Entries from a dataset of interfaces
• • • •

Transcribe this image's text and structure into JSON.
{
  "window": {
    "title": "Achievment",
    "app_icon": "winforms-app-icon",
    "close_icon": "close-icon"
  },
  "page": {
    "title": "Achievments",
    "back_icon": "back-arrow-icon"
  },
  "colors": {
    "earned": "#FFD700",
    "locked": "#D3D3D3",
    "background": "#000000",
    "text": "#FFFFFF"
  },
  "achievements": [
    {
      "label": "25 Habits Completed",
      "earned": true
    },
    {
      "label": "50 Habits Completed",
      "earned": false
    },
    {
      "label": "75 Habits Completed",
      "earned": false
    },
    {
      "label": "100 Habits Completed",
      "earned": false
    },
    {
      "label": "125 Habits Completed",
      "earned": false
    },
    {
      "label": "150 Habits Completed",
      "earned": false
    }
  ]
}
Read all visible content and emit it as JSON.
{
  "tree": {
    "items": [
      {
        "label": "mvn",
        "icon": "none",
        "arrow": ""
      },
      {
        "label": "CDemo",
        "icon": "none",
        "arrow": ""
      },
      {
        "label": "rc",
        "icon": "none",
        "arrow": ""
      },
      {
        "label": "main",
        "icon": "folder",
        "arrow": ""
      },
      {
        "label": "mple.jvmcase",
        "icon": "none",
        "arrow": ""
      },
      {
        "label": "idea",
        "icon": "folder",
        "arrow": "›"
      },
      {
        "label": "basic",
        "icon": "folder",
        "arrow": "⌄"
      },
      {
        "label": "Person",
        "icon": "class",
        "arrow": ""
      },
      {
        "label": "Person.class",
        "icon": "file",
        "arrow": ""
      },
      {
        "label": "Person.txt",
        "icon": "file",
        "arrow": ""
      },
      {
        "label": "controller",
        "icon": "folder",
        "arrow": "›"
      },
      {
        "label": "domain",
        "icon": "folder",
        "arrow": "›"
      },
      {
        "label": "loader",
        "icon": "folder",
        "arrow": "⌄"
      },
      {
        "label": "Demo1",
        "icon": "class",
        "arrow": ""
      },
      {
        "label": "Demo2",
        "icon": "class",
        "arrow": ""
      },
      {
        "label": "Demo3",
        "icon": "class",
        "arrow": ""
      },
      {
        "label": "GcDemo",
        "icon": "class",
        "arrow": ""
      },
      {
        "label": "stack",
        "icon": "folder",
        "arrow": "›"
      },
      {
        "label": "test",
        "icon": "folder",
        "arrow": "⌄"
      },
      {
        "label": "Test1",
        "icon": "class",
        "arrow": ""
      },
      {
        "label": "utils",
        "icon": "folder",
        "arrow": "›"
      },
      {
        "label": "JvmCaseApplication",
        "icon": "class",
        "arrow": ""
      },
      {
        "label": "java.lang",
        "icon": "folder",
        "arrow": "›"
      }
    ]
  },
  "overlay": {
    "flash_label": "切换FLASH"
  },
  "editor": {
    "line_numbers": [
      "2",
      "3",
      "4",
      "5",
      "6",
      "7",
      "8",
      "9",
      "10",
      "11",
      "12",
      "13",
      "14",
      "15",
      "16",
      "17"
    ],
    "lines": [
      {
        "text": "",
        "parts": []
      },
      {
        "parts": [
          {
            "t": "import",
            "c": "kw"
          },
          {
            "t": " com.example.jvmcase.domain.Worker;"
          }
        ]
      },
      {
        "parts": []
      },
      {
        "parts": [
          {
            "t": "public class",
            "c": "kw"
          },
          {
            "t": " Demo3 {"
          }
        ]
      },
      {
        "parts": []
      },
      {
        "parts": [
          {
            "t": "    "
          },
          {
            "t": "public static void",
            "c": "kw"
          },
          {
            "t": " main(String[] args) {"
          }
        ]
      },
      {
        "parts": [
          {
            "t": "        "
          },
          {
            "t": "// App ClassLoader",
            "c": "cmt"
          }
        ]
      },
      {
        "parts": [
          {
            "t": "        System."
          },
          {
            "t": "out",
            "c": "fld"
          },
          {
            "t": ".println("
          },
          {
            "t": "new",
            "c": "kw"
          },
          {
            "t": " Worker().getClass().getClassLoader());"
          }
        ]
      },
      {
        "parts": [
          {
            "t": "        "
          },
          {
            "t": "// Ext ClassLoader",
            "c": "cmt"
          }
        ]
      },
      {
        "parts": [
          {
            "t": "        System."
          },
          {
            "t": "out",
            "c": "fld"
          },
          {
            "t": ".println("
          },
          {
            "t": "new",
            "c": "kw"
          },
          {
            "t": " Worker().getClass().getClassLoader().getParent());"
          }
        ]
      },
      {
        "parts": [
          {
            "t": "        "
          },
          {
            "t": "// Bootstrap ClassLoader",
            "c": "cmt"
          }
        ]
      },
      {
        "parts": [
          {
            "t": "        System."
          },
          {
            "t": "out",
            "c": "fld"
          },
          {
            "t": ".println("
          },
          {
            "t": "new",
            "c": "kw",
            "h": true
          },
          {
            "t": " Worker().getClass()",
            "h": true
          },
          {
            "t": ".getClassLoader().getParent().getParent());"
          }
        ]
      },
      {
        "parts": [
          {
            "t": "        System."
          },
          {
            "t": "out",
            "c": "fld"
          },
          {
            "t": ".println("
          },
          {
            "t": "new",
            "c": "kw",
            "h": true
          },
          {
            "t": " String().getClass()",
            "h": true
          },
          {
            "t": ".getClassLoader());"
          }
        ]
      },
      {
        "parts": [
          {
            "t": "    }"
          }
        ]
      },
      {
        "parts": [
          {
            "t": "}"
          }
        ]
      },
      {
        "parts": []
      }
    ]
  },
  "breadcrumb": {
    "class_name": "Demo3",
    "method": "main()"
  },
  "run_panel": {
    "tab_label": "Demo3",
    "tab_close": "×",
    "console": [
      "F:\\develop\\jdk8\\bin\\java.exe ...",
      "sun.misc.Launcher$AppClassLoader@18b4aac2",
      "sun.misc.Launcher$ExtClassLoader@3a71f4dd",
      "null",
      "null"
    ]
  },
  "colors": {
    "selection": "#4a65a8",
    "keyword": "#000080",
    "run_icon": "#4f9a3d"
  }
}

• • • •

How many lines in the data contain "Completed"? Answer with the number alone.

6